(Record extracts begins)
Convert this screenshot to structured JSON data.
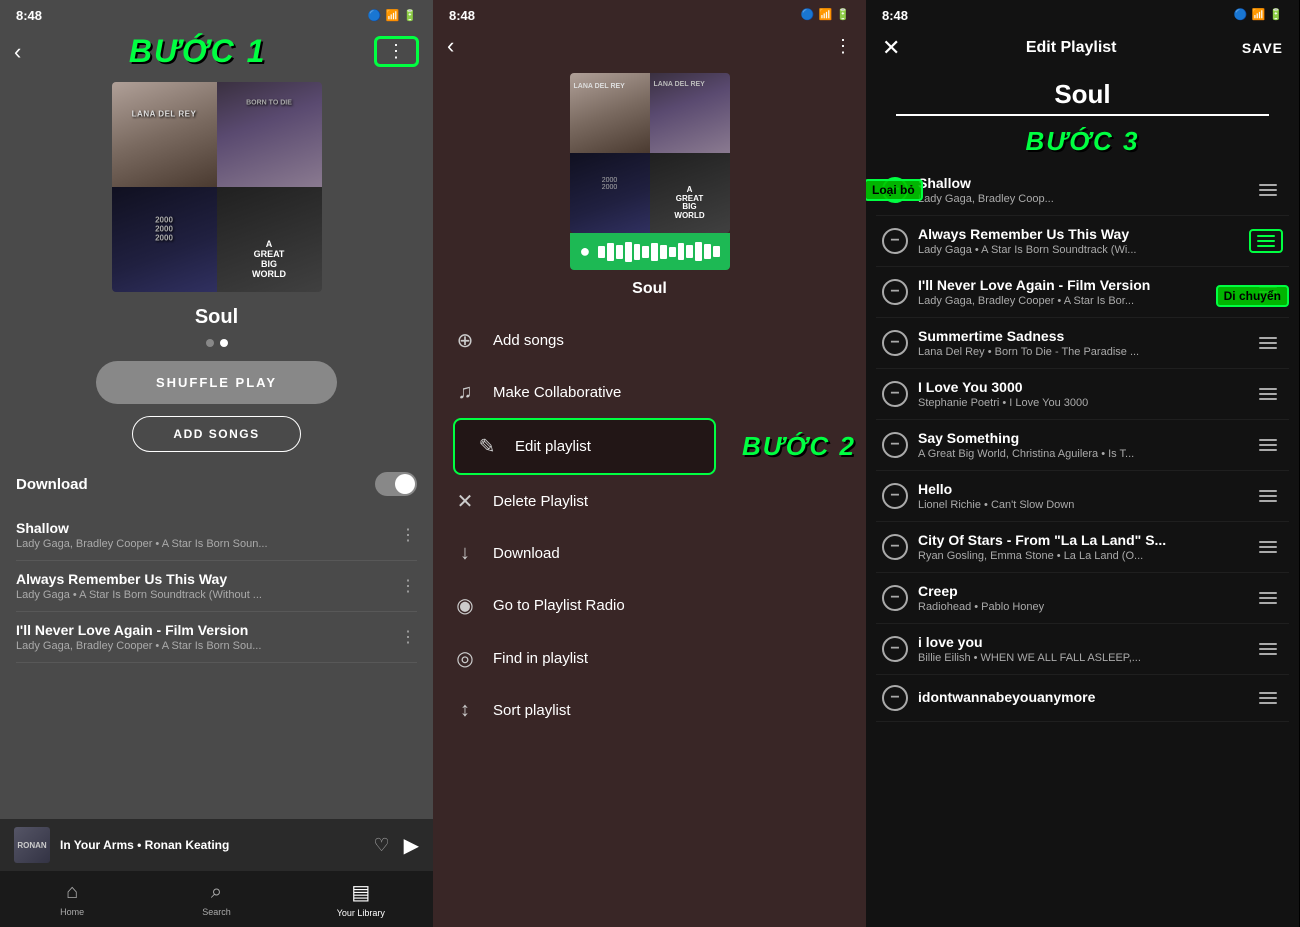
{
  "panel1": {
    "status_time": "8:48",
    "back_label": "‹",
    "buoc1_label": "BƯỚC 1",
    "playlist_title": "Soul",
    "shuffle_label": "SHUFFLE PLAY",
    "add_songs_label": "ADD SONGS",
    "download_label": "Download",
    "dots_label": "⋮",
    "songs": [
      {
        "title": "Shallow",
        "sub": "Lady Gaga, Bradley Cooper • A Star Is Born Soun..."
      },
      {
        "title": "Always Remember Us This Way",
        "sub": "Lady Gaga • A Star Is Born Soundtrack (Without ..."
      },
      {
        "title": "I'll Never Love Again - Film Version",
        "sub": "Lady Gaga, Bradley Cooper • A Star Is Born Sou..."
      }
    ],
    "now_playing_title": "In Your Arms • Ronan Keating",
    "now_playing_thumb": "RONAN",
    "nav_items": [
      {
        "label": "Home",
        "icon": "⌂"
      },
      {
        "label": "Search",
        "icon": "⌕"
      },
      {
        "label": "Your Library",
        "icon": "▤"
      }
    ]
  },
  "panel2": {
    "status_time": "8:48",
    "back_label": "‹",
    "dots_label": "⋮",
    "playlist_title": "Soul",
    "buoc2_label": "BƯỚC 2",
    "menu_items": [
      {
        "icon": "＋",
        "label": "Add songs",
        "id": "add-songs"
      },
      {
        "icon": "♫",
        "label": "Make Collaborative",
        "id": "make-collab"
      },
      {
        "icon": "✎",
        "label": "Edit playlist",
        "id": "edit-playlist",
        "highlighted": true
      },
      {
        "icon": "✕",
        "label": "Delete Playlist",
        "id": "delete-playlist"
      },
      {
        "icon": "↓",
        "label": "Download",
        "id": "download"
      },
      {
        "icon": "◉",
        "label": "Go to Playlist Radio",
        "id": "radio"
      },
      {
        "icon": "◎",
        "label": "Find in playlist",
        "id": "find"
      },
      {
        "icon": "↕",
        "label": "Sort playlist",
        "id": "sort"
      }
    ]
  },
  "panel3": {
    "status_time": "8:48",
    "close_label": "✕",
    "header_title": "Edit Playlist",
    "save_label": "SAVE",
    "playlist_name": "Soul",
    "buoc3_label": "BƯỚC 3",
    "loaibo_label": "Loại bỏ",
    "dichuy_label": "Di chuyển",
    "songs": [
      {
        "title": "Shallow",
        "sub": "Lady Gaga, Bradley Coop... Di...",
        "minus_highlighted": true
      },
      {
        "title": "Always Remember Us This Way",
        "sub": "Lady Gaga • A Star Is Born Soundtrack (Wi...",
        "drag_highlighted": true
      },
      {
        "title": "I'll Never Love Again - Film Version",
        "sub": "Lady Gaga, Bradley Cooper • A Star Is Bor..."
      },
      {
        "title": "Summertime Sadness",
        "sub": "Lana Del Rey • Born To Die - The Paradise ..."
      },
      {
        "title": "I Love You 3000",
        "sub": "Stephanie Poetri • I Love You 3000"
      },
      {
        "title": "Say Something",
        "sub": "A Great Big World, Christina Aguilera • Is T..."
      },
      {
        "title": "Hello",
        "sub": "Lionel Richie • Can't Slow Down"
      },
      {
        "title": "City Of Stars - From \"La La Land\" S...",
        "sub": "Ryan Gosling, Emma Stone • La La Land (O..."
      },
      {
        "title": "Creep",
        "sub": "Radiohead • Pablo Honey"
      },
      {
        "title": "i love you",
        "sub": "Billie Eilish • WHEN WE ALL FALL ASLEEP,..."
      },
      {
        "title": "idontwannabeyouanymore",
        "sub": ""
      }
    ]
  }
}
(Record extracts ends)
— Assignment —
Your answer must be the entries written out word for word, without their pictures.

— Problem solution —
Convert this screenshot to structured JSON data.
{
  "panel1": {
    "status_time": "8:48",
    "back_label": "‹",
    "buoc1_label": "BƯỚC 1",
    "playlist_title": "Soul",
    "shuffle_label": "SHUFFLE PLAY",
    "add_songs_label": "ADD SONGS",
    "download_label": "Download",
    "dots_label": "⋮",
    "songs": [
      {
        "title": "Shallow",
        "sub": "Lady Gaga, Bradley Cooper • A Star Is Born Soun..."
      },
      {
        "title": "Always Remember Us This Way",
        "sub": "Lady Gaga • A Star Is Born Soundtrack (Without ..."
      },
      {
        "title": "I'll Never Love Again - Film Version",
        "sub": "Lady Gaga, Bradley Cooper • A Star Is Born Sou..."
      }
    ],
    "now_playing_title": "In Your Arms • Ronan Keating",
    "now_playing_thumb": "RONAN",
    "nav_items": [
      {
        "label": "Home",
        "icon": "⌂"
      },
      {
        "label": "Search",
        "icon": "⌕"
      },
      {
        "label": "Your Library",
        "icon": "▤"
      }
    ]
  },
  "panel2": {
    "status_time": "8:48",
    "back_label": "‹",
    "dots_label": "⋮",
    "playlist_title": "Soul",
    "buoc2_label": "BƯỚC 2",
    "menu_items": [
      {
        "icon": "＋",
        "label": "Add songs",
        "id": "add-songs"
      },
      {
        "icon": "♫",
        "label": "Make Collaborative",
        "id": "make-collab"
      },
      {
        "icon": "✎",
        "label": "Edit playlist",
        "id": "edit-playlist",
        "highlighted": true
      },
      {
        "icon": "✕",
        "label": "Delete Playlist",
        "id": "delete-playlist"
      },
      {
        "icon": "↓",
        "label": "Download",
        "id": "download"
      },
      {
        "icon": "◉",
        "label": "Go to Playlist Radio",
        "id": "radio"
      },
      {
        "icon": "◎",
        "label": "Find in playlist",
        "id": "find"
      },
      {
        "icon": "↕",
        "label": "Sort playlist",
        "id": "sort"
      }
    ]
  },
  "panel3": {
    "status_time": "8:48",
    "close_label": "✕",
    "header_title": "Edit Playlist",
    "save_label": "SAVE",
    "playlist_name": "Soul",
    "buoc3_label": "BƯỚC 3",
    "loaibo_label": "Loại bỏ",
    "dichuy_label": "Di chuyển",
    "songs": [
      {
        "title": "Shallow",
        "sub": "Lady Gaga, Bradley Coop... Di...",
        "minus_highlighted": true
      },
      {
        "title": "Always Remember Us This Way",
        "sub": "Lady Gaga • A Star Is Born Soundtrack (Wi...",
        "drag_highlighted": true
      },
      {
        "title": "I'll Never Love Again - Film Version",
        "sub": "Lady Gaga, Bradley Cooper • A Star Is Bor..."
      },
      {
        "title": "Summertime Sadness",
        "sub": "Lana Del Rey • Born To Die - The Paradise ..."
      },
      {
        "title": "I Love You 3000",
        "sub": "Stephanie Poetri • I Love You 3000"
      },
      {
        "title": "Say Something",
        "sub": "A Great Big World, Christina Aguilera • Is T..."
      },
      {
        "title": "Hello",
        "sub": "Lionel Richie • Can't Slow Down"
      },
      {
        "title": "City Of Stars - From \"La La Land\" S...",
        "sub": "Ryan Gosling, Emma Stone • La La Land (O..."
      },
      {
        "title": "Creep",
        "sub": "Radiohead • Pablo Honey"
      },
      {
        "title": "i love you",
        "sub": "Billie Eilish • WHEN WE ALL FALL ASLEEP,..."
      },
      {
        "title": "idontwannabeyouanymore",
        "sub": ""
      }
    ]
  }
}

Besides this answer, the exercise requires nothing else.